## AIM OF THE EXERCISE
A word-for-word repeat of the records below is what this calls for.

## THE DATA
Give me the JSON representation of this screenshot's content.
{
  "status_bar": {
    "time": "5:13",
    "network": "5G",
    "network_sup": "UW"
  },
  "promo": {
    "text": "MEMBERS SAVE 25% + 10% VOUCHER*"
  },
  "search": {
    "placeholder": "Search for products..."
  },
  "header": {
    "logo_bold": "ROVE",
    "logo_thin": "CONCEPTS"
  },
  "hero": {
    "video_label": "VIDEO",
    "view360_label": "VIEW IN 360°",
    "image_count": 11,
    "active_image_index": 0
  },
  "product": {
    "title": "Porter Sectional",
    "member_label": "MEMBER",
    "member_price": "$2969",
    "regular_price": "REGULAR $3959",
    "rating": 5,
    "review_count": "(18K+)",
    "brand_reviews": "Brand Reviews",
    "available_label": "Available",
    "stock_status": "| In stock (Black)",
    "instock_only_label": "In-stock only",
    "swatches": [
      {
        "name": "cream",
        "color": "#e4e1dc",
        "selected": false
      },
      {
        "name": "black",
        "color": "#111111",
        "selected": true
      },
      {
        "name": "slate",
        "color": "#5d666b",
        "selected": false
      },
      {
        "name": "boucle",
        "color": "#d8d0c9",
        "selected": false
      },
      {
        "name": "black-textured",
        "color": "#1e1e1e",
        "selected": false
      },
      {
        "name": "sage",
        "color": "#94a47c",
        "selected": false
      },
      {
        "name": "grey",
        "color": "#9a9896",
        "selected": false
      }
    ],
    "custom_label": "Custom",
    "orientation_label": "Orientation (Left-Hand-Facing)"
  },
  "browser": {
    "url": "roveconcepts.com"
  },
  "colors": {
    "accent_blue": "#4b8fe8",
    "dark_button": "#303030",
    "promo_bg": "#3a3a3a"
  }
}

## TASK OUTPUT
Give me the JSON representation of this screenshot's content.
{
  "status_bar": {
    "time": "5:13",
    "network": "5G",
    "network_sup": "UW"
  },
  "promo": {
    "text": "MEMBERS SAVE 25% + 10% VOUCHER*"
  },
  "search": {
    "placeholder": "Search for products..."
  },
  "header": {
    "logo_bold": "ROVE",
    "logo_thin": "CONCEPTS"
  },
  "hero": {
    "video_label": "VIDEO",
    "view360_label": "VIEW IN 360°",
    "image_count": 11,
    "active_image_index": 0
  },
  "product": {
    "title": "Porter Sectional",
    "member_label": "MEMBER",
    "member_price": "$2969",
    "regular_price": "REGULAR $3959",
    "rating": 5,
    "review_count": "(18K+)",
    "brand_reviews": "Brand Reviews",
    "available_label": "Available",
    "stock_status": "| In stock (Black)",
    "instock_only_label": "In-stock only",
    "swatches": [
      {
        "name": "cream",
        "color": "#e4e1dc",
        "selected": false
      },
      {
        "name": "black",
        "color": "#111111",
        "selected": true
      },
      {
        "name": "slate",
        "color": "#5d666b",
        "selected": false
      },
      {
        "name": "boucle",
        "color": "#d8d0c9",
        "selected": false
      },
      {
        "name": "black-textured",
        "color": "#1e1e1e",
        "selected": false
      },
      {
        "name": "sage",
        "color": "#94a47c",
        "selected": false
      },
      {
        "name": "grey",
        "color": "#9a9896",
        "selected": false
      }
    ],
    "custom_label": "Custom",
    "orientation_label": "Orientation (Left-Hand-Facing)"
  },
  "browser": {
    "url": "roveconcepts.com"
  },
  "colors": {
    "accent_blue": "#4b8fe8",
    "dark_button": "#303030",
    "promo_bg": "#3a3a3a"
  }
}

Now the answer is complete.